The signs to look out for if you think that you, a friend or relative, may be suffering with self-harm

Self-harming can provide temporary relief from feelings such as anxiety, depression, stress or self-loathing. The pain that is inflicted can release endorphins and a rush of adrenaline, which often become pleasurable to the sufferer and causes them to temporarily forget other negative feelings that they may be experiencing.

Self-harming is a relatively common condition but it is often concealed from friends and family members so it can often be difficult to spot. Look out for an increase in spending more time on their own and also watch out for any tablets which may go missing and any sharps including knives, scissors and so on. Self harming may start in childhood and increase in frequency and severity in adolescence.

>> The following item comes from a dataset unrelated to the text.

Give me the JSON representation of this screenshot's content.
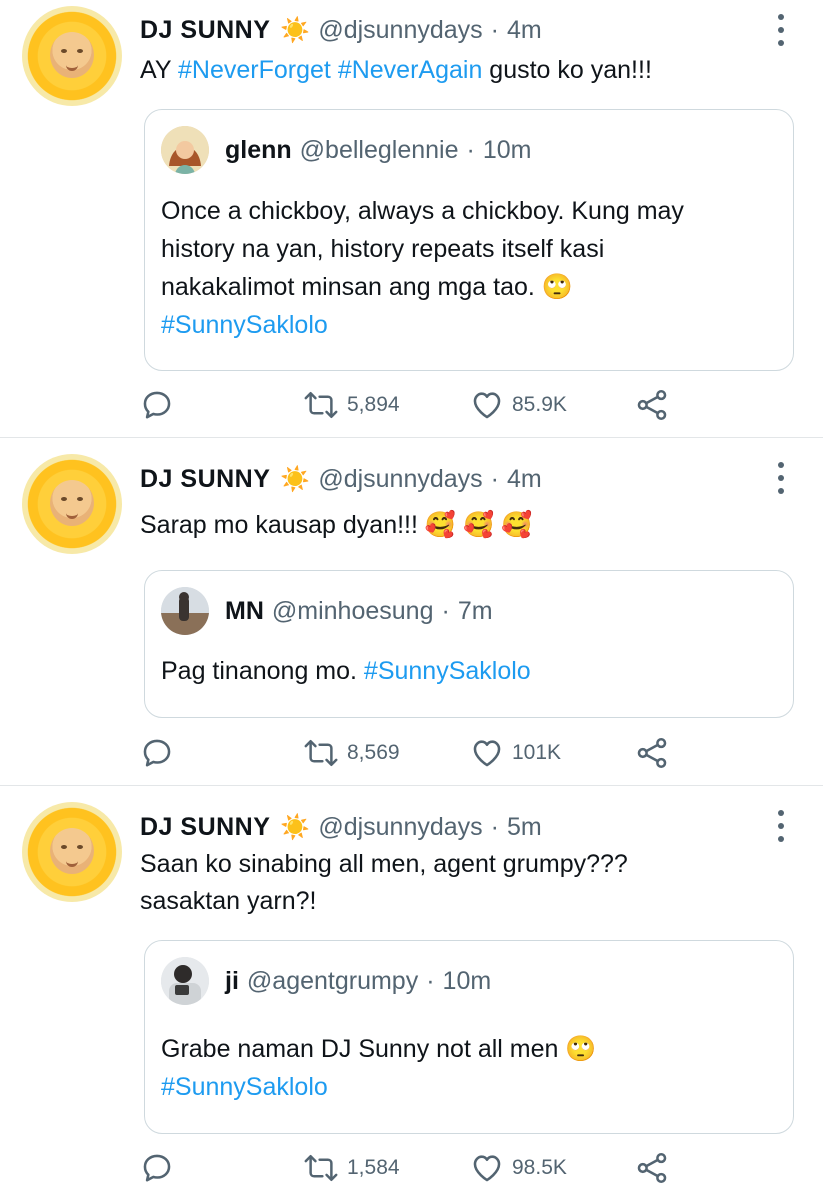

A recent Priory feature, Self Harm: Time to bust the myths explores this issue in depth.

Look out for a change in situation, whether that is the end of a relationship or an increase in work related stress.

Am I a self-harmer?

  • Compulsively picking at skin - for example picking at wounds or creating wounds on the surface of skin
  • Pulling hair out as a reaction to stress
  • Stabbing themselves with sharps including scissors or knives
  • Poisoning themselves with medication - for example overdosing on ibuprofen or paracetamol
  • Alcohol or drug misuse - excessively drinking alcohol or taking a variety of drugs
  • Deliberately starving themselves (anorexia nervosa)
  • Binge eating or bulimia
  • Burning themselves

What are the emotional symptoms of self-harming?

  • Anxiety
  • Depression
  • Frustration
  • Confusion
  • Lack of sleep
  • Loss of weight or weight gain
  • Social isolation

7 tips for dealing with self-harm:

  1. Understand and accept that you have a problem and the behaviour that you’re showing is very dangerous and can become addictive.
  2. If you are self-harming regularly, take steps to keep yourself as safe as possible.
  3. Speak with a friend or relative that you trust about your self-harming behaviour.
  4. Try to work out how you feel when you self-harm - this understanding can then help to solve triggers that cause you to behave in this way.
  5. Write down your emotions and triggers – reading over this regularly can reinforce why you turn to self-harm and how you can avoid it.
  6. Surround yourself with positive people and remove any negative influences.
  7. Seek professional help when it becomes too much to handle – asking for help is healthy and normal and will help you to further understand your actions.

For further information on the treatments, help and support that Priory can offer to help people who self-harm, then please call: 0845 277 4679.